Symfony Finland
Random things on PHP, Symfony and web development

It's time to get creative with the Symfony Expression Language

Way back in November 2014 the Symfony team introduced the ExpressionLanguage component. It is essentially a simplified version of control structures that you use in the Twig templating language, producing a single value in the end.

The feature has a number of uses, but seems to be under utilized by the Symfony and PHP communities - especially in higher level functionalities. Currently there are 284 dependents on the component on Packagist.

This is a large number, but I've yet to see projects using the expression language in application implementations. I think there is a lot of room for developers to adopt the component in many different functionalities, not only for routing, access control and so on.

Expression Languages are for decision making

Symfony is favored by businesses (small and large) because of it's stability and long term prospects. This is not unlike the reasons why Java continues to be popular. Java has had an expression language, Java Unified Expression Language (JUEL) for over a decade.

Expression languages like Symfony ExpressionLanguage, Hoa\Ruler and JUEL are safe to use and easy to read. They are used in a lot of different contexts, such as JUEL in the Apache Camel Integration Platform configuration files.

The Hoa Project docs offer a good description of writing rules to make decisions:

This is important to understand that rules must be written in a dedicated language. Nevertheless, the way we use rules is very vast and unpredictable.
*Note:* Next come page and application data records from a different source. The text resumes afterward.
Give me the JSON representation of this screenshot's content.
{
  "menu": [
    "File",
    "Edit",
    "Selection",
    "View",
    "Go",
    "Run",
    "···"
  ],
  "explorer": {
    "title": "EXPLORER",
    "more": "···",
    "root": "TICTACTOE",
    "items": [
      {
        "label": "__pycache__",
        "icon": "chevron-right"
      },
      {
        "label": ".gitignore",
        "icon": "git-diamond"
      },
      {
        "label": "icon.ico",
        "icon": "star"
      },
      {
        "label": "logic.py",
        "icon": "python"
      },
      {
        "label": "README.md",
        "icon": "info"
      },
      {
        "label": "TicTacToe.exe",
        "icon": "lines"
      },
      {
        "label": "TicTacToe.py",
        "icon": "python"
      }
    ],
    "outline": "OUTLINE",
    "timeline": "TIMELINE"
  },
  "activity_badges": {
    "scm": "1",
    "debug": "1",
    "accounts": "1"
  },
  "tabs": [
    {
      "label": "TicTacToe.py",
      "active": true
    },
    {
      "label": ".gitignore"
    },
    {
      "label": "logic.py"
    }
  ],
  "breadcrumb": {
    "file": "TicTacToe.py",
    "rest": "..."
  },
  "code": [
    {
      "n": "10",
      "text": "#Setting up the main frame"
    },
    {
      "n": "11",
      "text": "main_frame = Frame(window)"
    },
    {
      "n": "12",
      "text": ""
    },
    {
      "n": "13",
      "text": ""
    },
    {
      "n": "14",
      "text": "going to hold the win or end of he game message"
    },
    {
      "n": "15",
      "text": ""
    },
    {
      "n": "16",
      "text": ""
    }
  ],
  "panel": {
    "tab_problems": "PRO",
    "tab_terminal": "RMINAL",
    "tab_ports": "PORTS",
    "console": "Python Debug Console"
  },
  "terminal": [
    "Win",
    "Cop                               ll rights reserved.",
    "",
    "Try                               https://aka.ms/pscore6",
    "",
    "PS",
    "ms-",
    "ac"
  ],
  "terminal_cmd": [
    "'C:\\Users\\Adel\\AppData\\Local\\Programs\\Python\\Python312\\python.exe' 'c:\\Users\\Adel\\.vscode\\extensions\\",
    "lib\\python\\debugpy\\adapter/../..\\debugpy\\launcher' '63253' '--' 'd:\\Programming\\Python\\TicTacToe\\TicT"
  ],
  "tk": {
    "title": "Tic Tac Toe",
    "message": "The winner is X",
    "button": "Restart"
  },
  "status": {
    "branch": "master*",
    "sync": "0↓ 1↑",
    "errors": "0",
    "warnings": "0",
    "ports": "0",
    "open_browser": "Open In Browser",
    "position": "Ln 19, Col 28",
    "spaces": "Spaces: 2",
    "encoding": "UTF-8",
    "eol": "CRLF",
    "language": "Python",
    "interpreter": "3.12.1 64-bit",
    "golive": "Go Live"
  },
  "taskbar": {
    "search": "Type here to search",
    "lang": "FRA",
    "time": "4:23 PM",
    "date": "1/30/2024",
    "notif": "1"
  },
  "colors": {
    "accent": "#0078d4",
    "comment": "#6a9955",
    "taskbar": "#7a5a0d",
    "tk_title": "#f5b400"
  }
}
This is why it is primordial to have flexible and extensible rules in the syntax.

For instance, it should be allowed to add operators and functions: “All the customers from the hotel with a Gold pass will receive a voucher of 10%”. The “Gold pass” can be an operator or a function specific to the current business.

- Hack book of Hoa\Ruler

The stability of the Symfony ExpressionLanguage and familiarity with Twig syntax enables many PHP developers to hand over control of certain logic (such as complex eCommerce discount or shipping rules) to people fluent in the ExpressionLanguage syntax.

Expressions in practise

Consider the following snippet that allows validation of sanity of entered user data by checking the age and making sure the country is not in a known list of make believe countries:

The expression is quite easy to read and could be updated by a semi-technical person using an interface (and validation). Confidence in the syntax and security is equivalent to that of Twig and infinitely safer than using PHP's eval function for code execution.

The next time you start solving a problem - consider if ExpressionLanguage could work for you. It's definitely good to learn the basics of using it in the meanwhile.

Written by Jani Tarvainen on Saturday March 19, 2016
Permalink - Tags: symfony, php

« Developer platforms built with the Symfony Framework - Exploring Content API Options »